Public health and emergency preparedness
As the largest port of entry in the US, New York City activated “a highly detailed, coordinated and expensive multiagency and multijurisdictional effort” in response to increasing cases of Ebola in West Africa last year.
Preparedness efforts included development of detailed plans for disease surveillance by the health department, investigation of hundreds of suspect cases, extensive staff training at each of its eleven hospitals to be prepared to receive and screen individuals potentially exposed to the disease, and the designation and readying of Bellevue Hospital as the primary New York City Ebola treatment center.
New York City also engaged the community by distributing over 100,000 “Am I at Risk?” palm cards and holding over 115 public events to discuss public health concerns.
Marisa Raphael, deputy commissioner of the Office of Emergency Planning and Response for the NYC Department of Health and Mental Hygiene, testified that federal funding played a critical role in the success of the city’s response to the Ebola crisis.
Raphael also stated, “The greatest danger to our progress is the decline in federal emergency preparedness funding.”
Homeland Security Today reported just last week that, as Western counterterrorism and intelligence officials worry about the increasing potential for an Islamist jihadist group or inspired individual to carry out a chemical, biological or radiological mass casualty attack in the United States, combined federal, state and local public health spending has fallen below pre-recession levels at $75.4 billion in 2013 — or $239 per person ($218 adjusted for inflation) compared to $241 per person in 2009, according the new Trust for America’s Health (TFAH) report, Investing in America’s Health: A State-by-State Look at Public Health Funding and Key Health Facts.
Adjusting for inflation, TFAH said, “public health spending was 10 percent lower in 2013 than in 2009.
Public health and emergency preparedness funding for New York City has decreased 35 percent from its peak in Fiscal Year 2005, which has led to a 47 percent reduction in our public health preparedness and response workforce. Raphael said, “The erosion of a skilled, dedicated workforce including epidemiologists, laboratory technicians, and preparedness planners threatens to compromise our ability to detect and respond to disease outbreaks.”
As Homeland Security Today earlier reported, the federal funding cuts have not affected New York alone.
“We cannot afford to let our guard down. We must remain vigilant in preparing for any potential mass casualty event. Yet, year after year, we see less and less funds going to the people who and departments that are responsible for preparing for a public health emergency,” TFAH Deputy Director Rich Hamburg told Homeland Security Today.
Although New York demonstrated a high level of public health and emergency preparedness during the Ebola crisis, other large US cities remain vastly unprepared. Many do not access to the amount of funding or resources granted to New York. But beyond New York, hospitals in most major metropolitan cities are inadequately prepared for a surge of people infected with a highly contagious pathogen, a problem Homeland Security Today has reported since 2004.
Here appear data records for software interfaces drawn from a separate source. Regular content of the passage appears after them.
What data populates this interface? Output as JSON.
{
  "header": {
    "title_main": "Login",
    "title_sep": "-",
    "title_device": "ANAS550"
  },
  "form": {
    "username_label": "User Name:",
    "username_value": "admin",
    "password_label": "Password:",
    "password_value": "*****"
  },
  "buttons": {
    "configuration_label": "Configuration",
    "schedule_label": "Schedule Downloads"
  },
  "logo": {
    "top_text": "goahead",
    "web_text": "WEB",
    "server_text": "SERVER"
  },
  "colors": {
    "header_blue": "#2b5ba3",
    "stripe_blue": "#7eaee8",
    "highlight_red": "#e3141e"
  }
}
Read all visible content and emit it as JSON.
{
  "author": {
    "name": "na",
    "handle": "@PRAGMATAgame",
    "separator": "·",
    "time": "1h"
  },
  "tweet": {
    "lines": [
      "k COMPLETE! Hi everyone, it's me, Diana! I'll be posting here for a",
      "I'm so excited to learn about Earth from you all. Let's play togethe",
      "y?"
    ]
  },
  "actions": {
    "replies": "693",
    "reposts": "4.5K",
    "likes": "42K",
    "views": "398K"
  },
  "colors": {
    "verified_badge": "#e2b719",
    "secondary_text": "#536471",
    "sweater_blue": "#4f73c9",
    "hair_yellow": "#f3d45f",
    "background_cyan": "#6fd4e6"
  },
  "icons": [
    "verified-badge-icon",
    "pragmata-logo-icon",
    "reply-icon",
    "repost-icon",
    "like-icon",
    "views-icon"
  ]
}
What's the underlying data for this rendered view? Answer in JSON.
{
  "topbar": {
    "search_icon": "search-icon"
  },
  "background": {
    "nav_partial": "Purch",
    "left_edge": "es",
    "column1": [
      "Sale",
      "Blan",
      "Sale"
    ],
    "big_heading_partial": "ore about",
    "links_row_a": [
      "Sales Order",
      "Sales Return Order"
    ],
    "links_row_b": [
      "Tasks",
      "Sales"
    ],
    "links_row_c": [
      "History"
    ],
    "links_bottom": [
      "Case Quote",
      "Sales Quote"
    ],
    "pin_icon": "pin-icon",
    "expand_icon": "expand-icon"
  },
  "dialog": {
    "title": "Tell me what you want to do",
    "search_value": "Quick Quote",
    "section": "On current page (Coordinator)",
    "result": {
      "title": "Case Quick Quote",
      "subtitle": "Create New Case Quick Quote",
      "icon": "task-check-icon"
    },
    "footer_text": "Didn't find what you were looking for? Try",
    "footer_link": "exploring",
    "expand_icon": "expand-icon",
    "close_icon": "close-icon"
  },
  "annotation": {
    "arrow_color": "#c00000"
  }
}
University of Arizona College of Medicine Interim Dean Dr. Chuck Cairns said at the hearing thatTucson and Phoenix could not respond to a biological threat such as Ebola the way a city like New York can “I don’t think Tucson and Phoenix would have that same experience or resources," he said.
“Generally speaking, federal budgets designed to support public health and health care system preparedness and response capabilities must be increased and sustained, this is as true for New York City as it is for localities nationwide, particularly dense urban centers,” said Raphael.
Editor’s note: Read Homeland Security Today Senior Contributing Editor Peter Marghella’s recent report, When the Crossroads of Health Care and Public Health Never Meet.